Hansen claimed that the petition circulators “lie” about some of what the amendment would do. For example, he said, parental notification would be eliminated, as would health safeguards during the first trimester. “They don’t tell the whole truth about it,” Hansen said.
For a while, the petition carriers weren’t allowed to use a large part of the area outside the Minnehaha County administration building. That came after the Minnehaha County auditor, Leah Anderson, recommended that the Minnehaha County Commission limit where signatures could be sought for any petition. Weiland’s side eventually won a federal judge’s order that reopened the restricted area. The county government and Weiland’s side are now in negotiation.
Life Defense Fund received a $200 contribution from Anderson’s political committee, Leah for Minnehaha Auditor, according to LDF’s 2022 year-end report that Hansen filed with the South Dakota Secretary of State office. Hansen told KELOLAND News however that Life Defense Fund wasn’t involved in the attempt to restrict the area outside the administration building. “We haven’t had any involvement in that. That was all just through the county,” he said.
Weiland’s perspective is that South Dakotans want the voters, rather than the Legislature, to decide whether abortion should be legal. He cited a Mason-Dixon poll that found 65% of respondents preferred a public vote. “So we know we’re on solid ground in terms of letting the people decide,” Weiland said. He expects to file about 60,000 signatures in mid-November.
Hansen said his side will be ready when the petitions are filed. “We’re going to very closely scrutinize those signatures,” he said. If the question qualifies, Hansen said South Dakota will be the latest battleground.
“We’ve raised enough money to sort of fulfill our mission today,” he said about the Life Defense Fund’s finances. “If they do make the ballot, you can assume millions of dollars from pro-abortion groups will flow into the state, and we’re going to have to match that.”
Abortion was legal nationwide until the U.S. Supreme Court issued its 2022 Dobbs decision that said each state could regulate it. That triggered a previously-dormant South Dakota law, passed in 2005, outlawing abortion other than to protect the life of the mother.

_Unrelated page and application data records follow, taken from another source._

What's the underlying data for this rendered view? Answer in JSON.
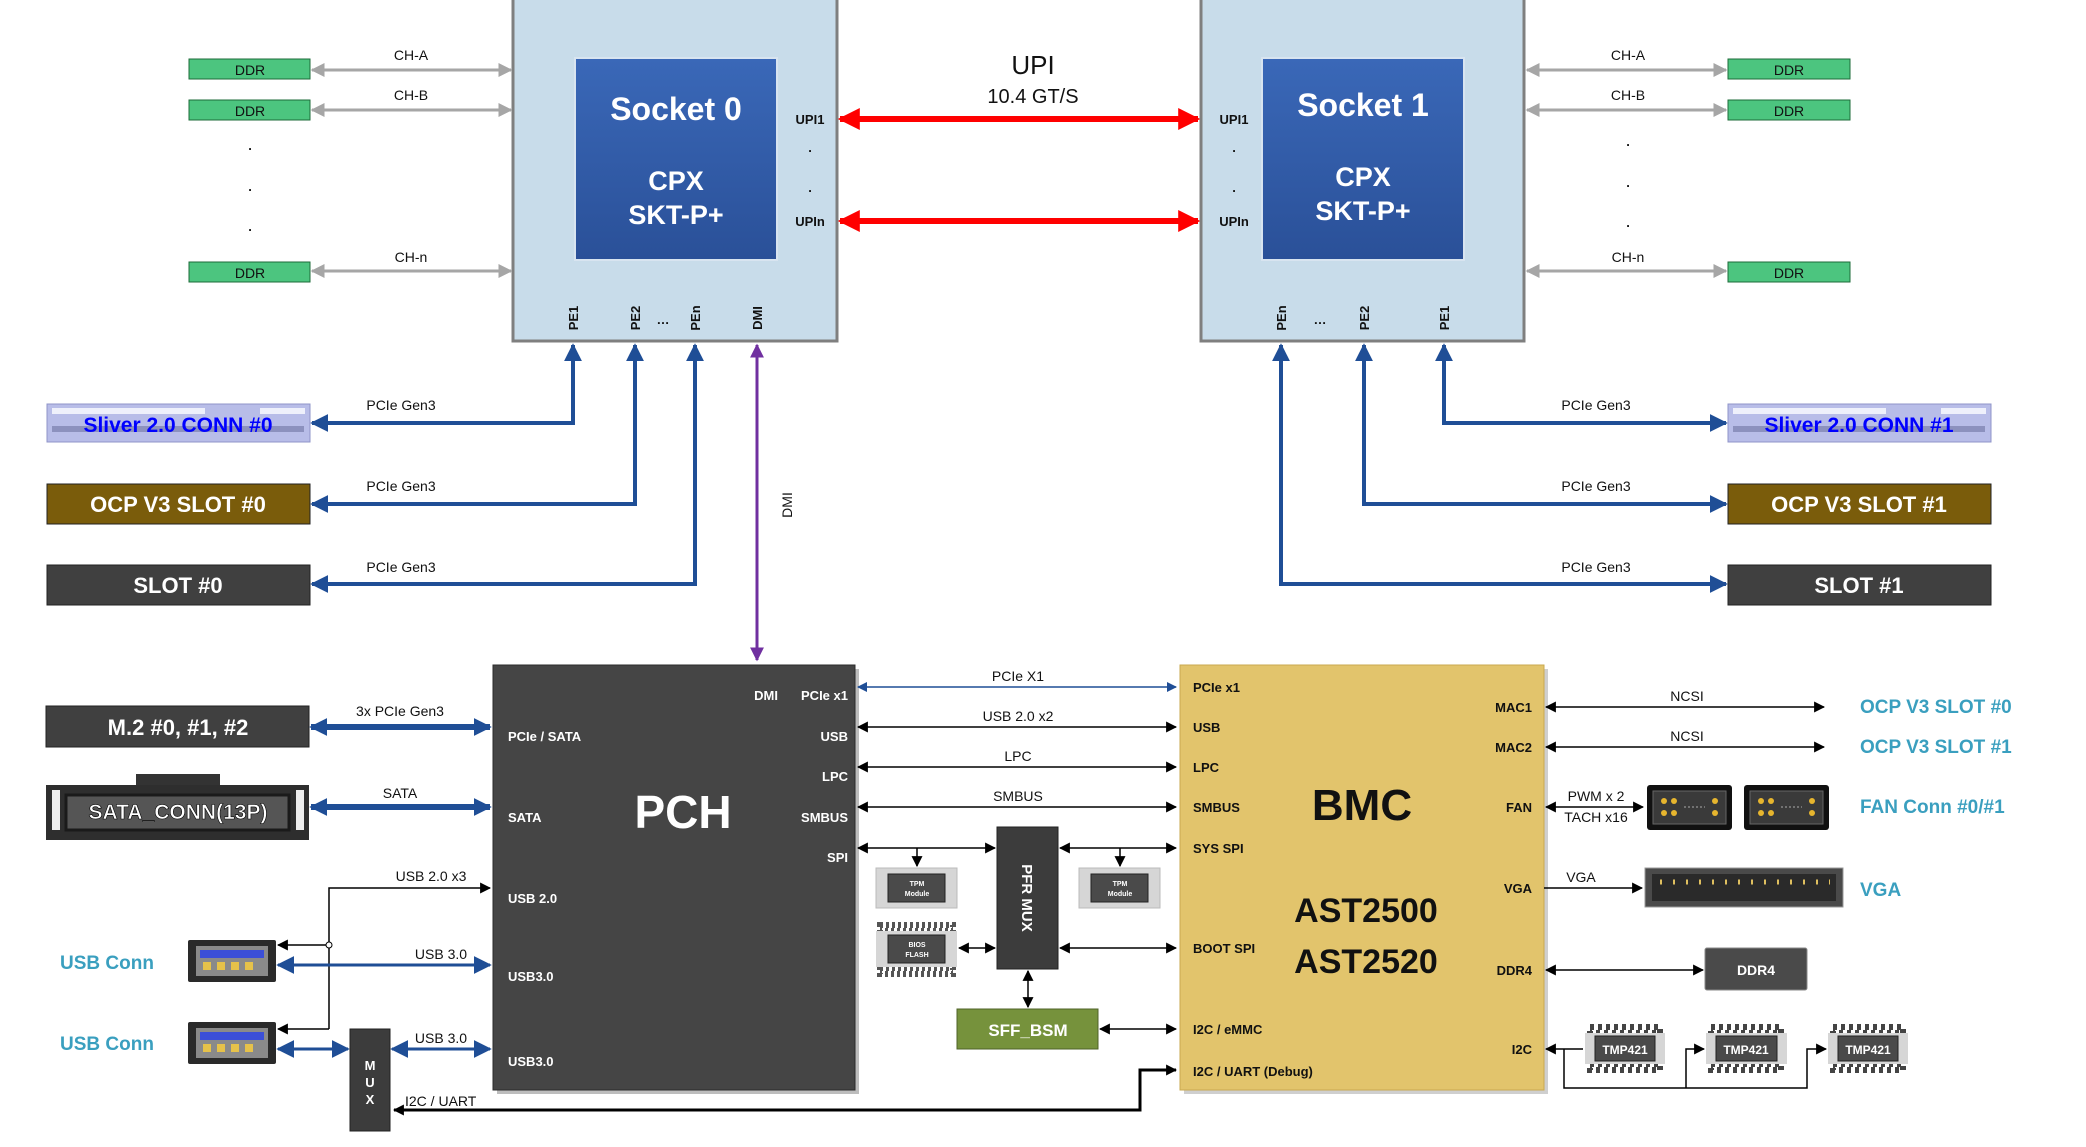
{
  "upi": {
    "label": "UPI",
    "speed": "10.4 GT/S"
  },
  "ddr": {
    "box_label": "DDR",
    "channels": [
      "CH-A",
      "CH-B",
      "CH-n"
    ],
    "dot": "."
  },
  "sockets": [
    {
      "title": "Socket 0",
      "line1": "CPX",
      "line2": "SKT-P+",
      "upi_first": "UPI1",
      "upi_last": "UPIn",
      "dot": ".",
      "pe": [
        "PE1",
        "PE2",
        "PEn",
        "DMI"
      ],
      "ellipsis": "…"
    },
    {
      "title": "Socket 1",
      "line1": "CPX",
      "line2": "SKT-P+",
      "upi_first": "UPI1",
      "upi_last": "UPIn",
      "dot": ".",
      "pe": [
        "PE1",
        "PE2",
        "PEn"
      ],
      "ellipsis": "…"
    }
  ],
  "left_slots": [
    {
      "label": "Sliver 2.0 CONN #0",
      "link": "PCIe Gen3"
    },
    {
      "label": "OCP V3 SLOT #0",
      "link": "PCIe Gen3"
    },
    {
      "label": "SLOT #0",
      "link": "PCIe Gen3"
    }
  ],
  "right_slots": [
    {
      "label": "Sliver 2.0 CONN #1",
      "link": "PCIe Gen3"
    },
    {
      "label": "OCP V3 SLOT #1",
      "link": "PCIe Gen3"
    },
    {
      "label": "SLOT #1",
      "link": "PCIe Gen3"
    }
  ],
  "dmi_link": "DMI",
  "pch": {
    "title": "PCH",
    "left_ports": [
      "PCIe / SATA",
      "SATA",
      "USB 2.0",
      "USB3.0",
      "USB3.0"
    ],
    "right_ports": [
      "DMI",
      "PCIe x1",
      "USB",
      "LPC",
      "SMBUS",
      "SPI"
    ]
  },
  "storage": {
    "m2": {
      "label": "M.2 #0, #1, #2",
      "link": "3x PCIe Gen3"
    },
    "sata": {
      "label": "SATA_CONN(13P)",
      "link": "SATA"
    }
  },
  "usb": {
    "conn_label": "USB Conn",
    "usb2_link": "USB 2.0 x3",
    "usb3_link": "USB 3.0",
    "mux_letters": [
      "M",
      "U",
      "X"
    ],
    "i2c_uart_link": "I2C / UART"
  },
  "pch_bmc_links": [
    "PCIe X1",
    "USB 2.0 x2",
    "LPC",
    "SMBUS"
  ],
  "spi": {
    "tpm": [
      "TPM",
      "Module"
    ],
    "bios": [
      "BIOS",
      "FLASH"
    ],
    "pfr_mux": "PFR MUX",
    "sff_bsm": "SFF_BSM"
  },
  "bmc": {
    "title": "BMC",
    "models": [
      "AST2500",
      "AST2520"
    ],
    "left_ports": [
      "PCIe x1",
      "USB",
      "LPC",
      "SMBUS",
      "SYS SPI",
      "BOOT SPI",
      "I2C / eMMC",
      "I2C / UART (Debug)"
    ],
    "right_ports": [
      "MAC1",
      "MAC2",
      "FAN",
      "VGA",
      "DDR4",
      "I2C"
    ]
  },
  "bmc_right": {
    "ncsi": "NCSI",
    "ocp_targets": [
      "OCP V3 SLOT #0",
      "OCP V3 SLOT #1"
    ],
    "fan_links": [
      "PWM x 2",
      "TACH x16"
    ],
    "fan_label": "FAN Conn #0/#1",
    "vga_link": "VGA",
    "vga_label": "VGA",
    "ddr4": "DDR4",
    "tmp": "TMP421"
  },
  "colors": {
    "socket_outer": "#c8dcea",
    "socket_inner": "#2f5ba8",
    "ddr": "#4cc57f",
    "ocp": "#7a5c0b",
    "slot": "#404040",
    "pch": "#454545",
    "bmc": "#e2c46c",
    "sff_bsm": "#76923c",
    "pcie": "#1f4e96",
    "upi": "#ff0000",
    "dmi": "#7030a0",
    "teal": "#3a9fbf"
  }
}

South Dakota voters twice refused to prohibit abortion in statewide votes during the 2006 and 2008 general elections. Both measures were rejected by about 55% of voters. Hansen said those results didn’t set a precedent and the current question wasn’t on the ballot. “So it’s completely different,” he said.
Weiland said he knows what’s coming from Hansen’s side. “They’re going to pull out a Trump. They’re going to do everything they can to slow this down from getting on the ballot,” he said about what’s expected from Life Defense Fund.

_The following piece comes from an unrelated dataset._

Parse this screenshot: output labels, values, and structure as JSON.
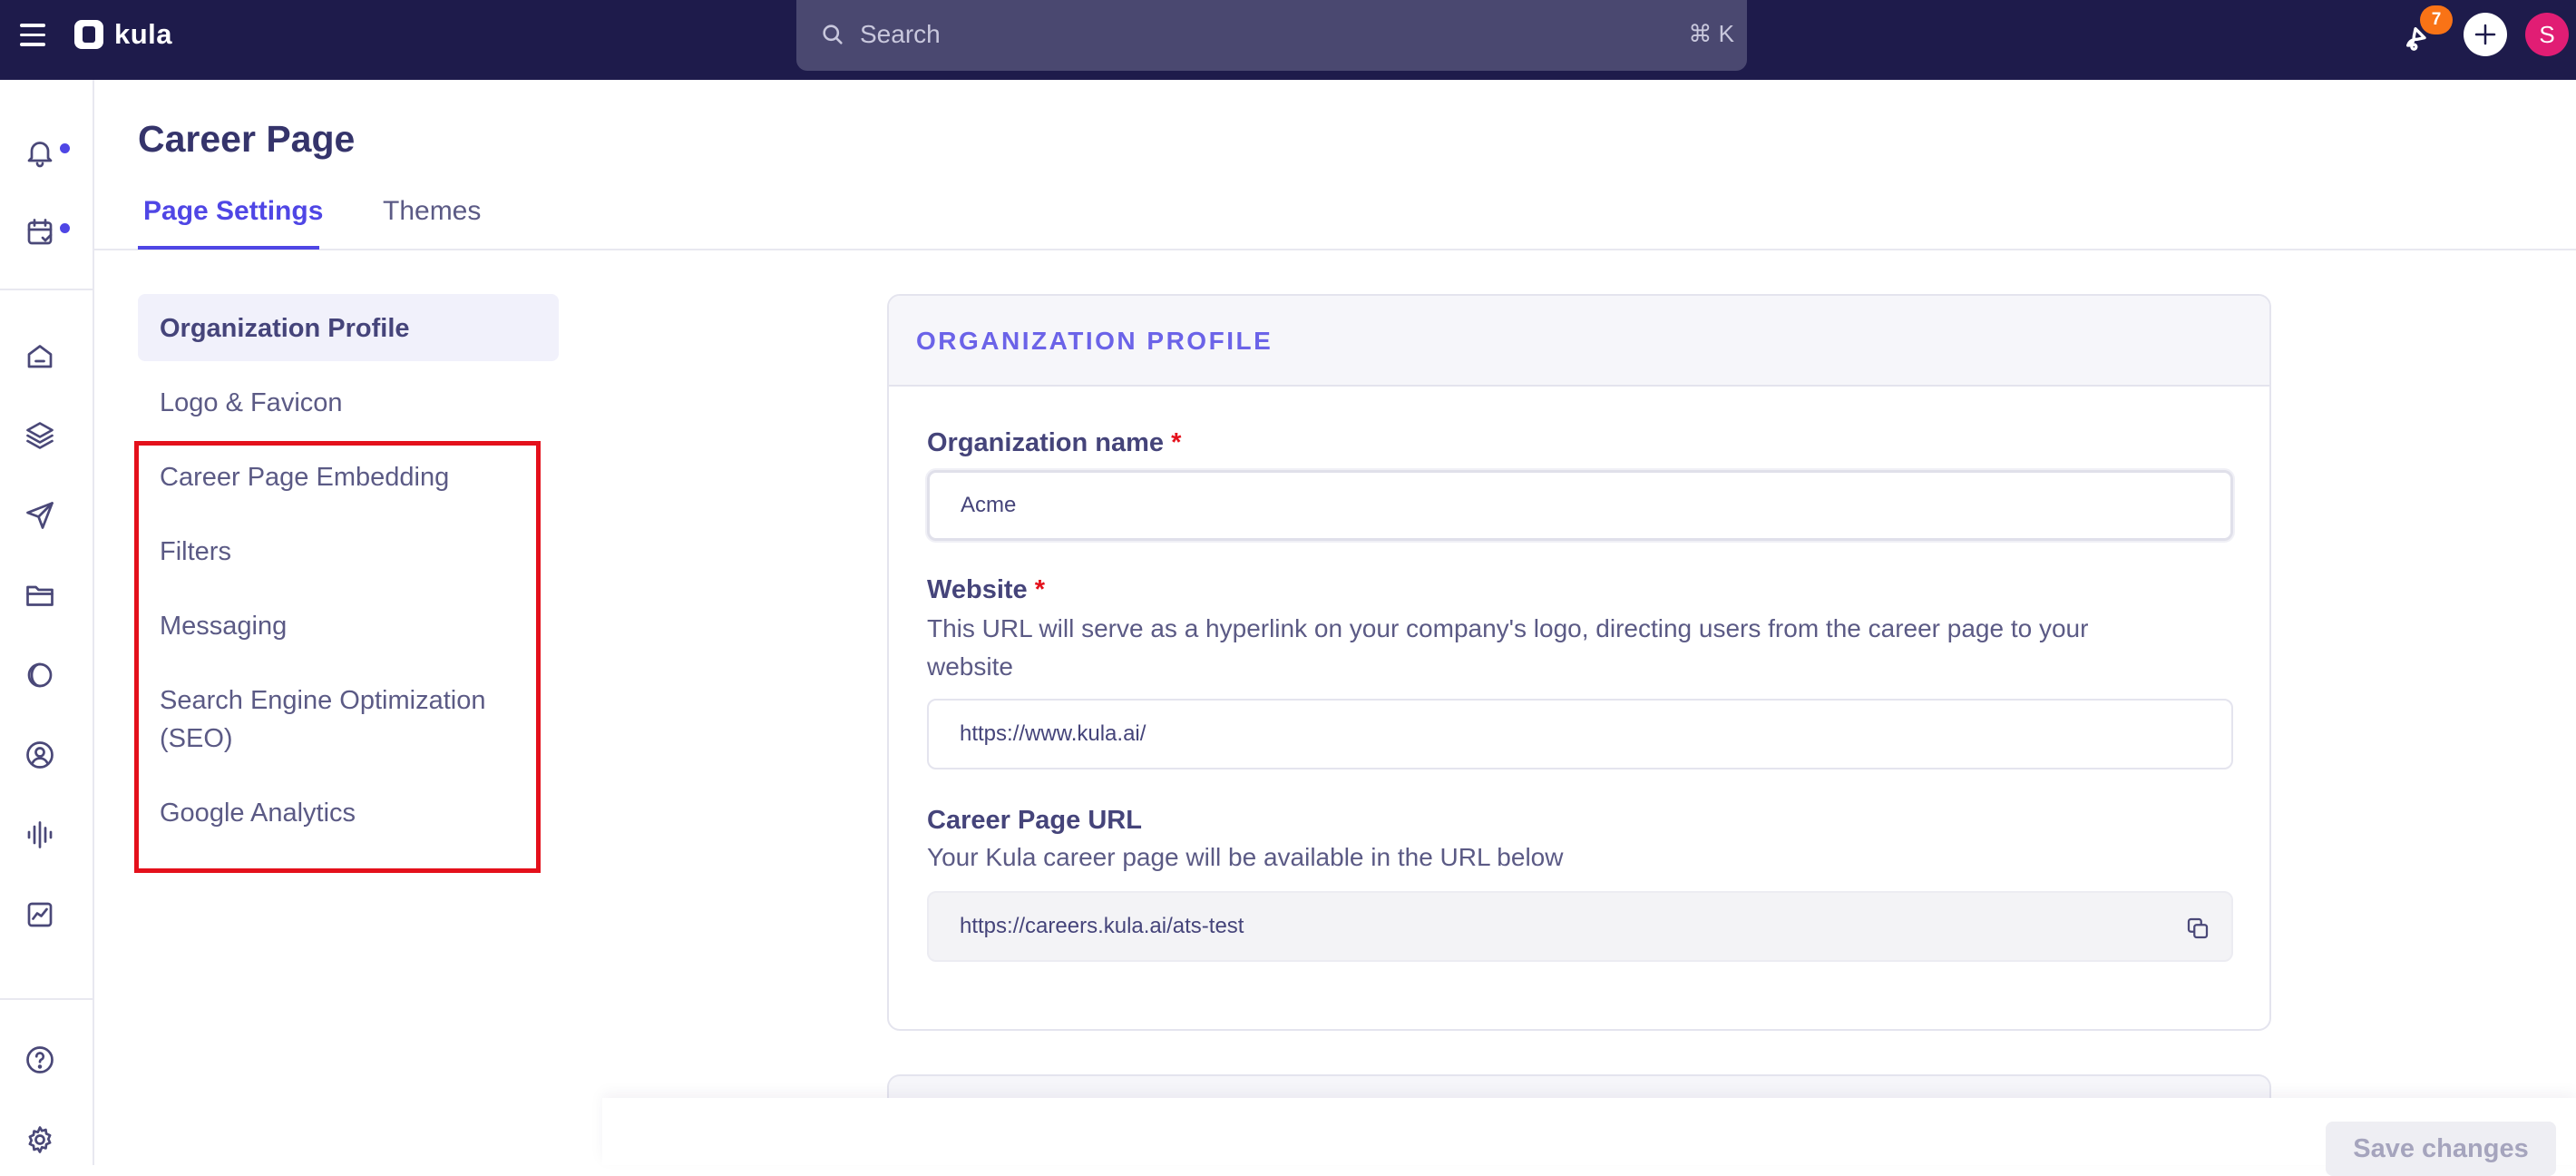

Weiland, who’s been an unsuccessful Democratic candidate for South Dakota’s seats in the U.S. House and U.S. Senate, said abortion opponents have a religious view that, according to Weiland, shouldn’t be imposed on all. Kansas was the first state since the Dobbs decision where voters decided to protect abortion, which Weiland said was “was like an earthquake” given its Republican-oriented Legislature.
Since then, other states such as Kentucky and Montana have done likewise, and Ohio voters earlier this month rejected an attempt to raise to 60% the state’s threshold for a ballot measure to pass. Republican lawmakers in Ohio had put the question on the ballot to get ahead of a statewide vote on abortion this fall.
The experiences in those states give Weiland hope that South Dakota voters, who have trended Republican and independent for the past decade while Democrats have lost numbers, will support protecting abortion in the state constitution. “If that can happen in Kansas it can happen anywhere,” he said.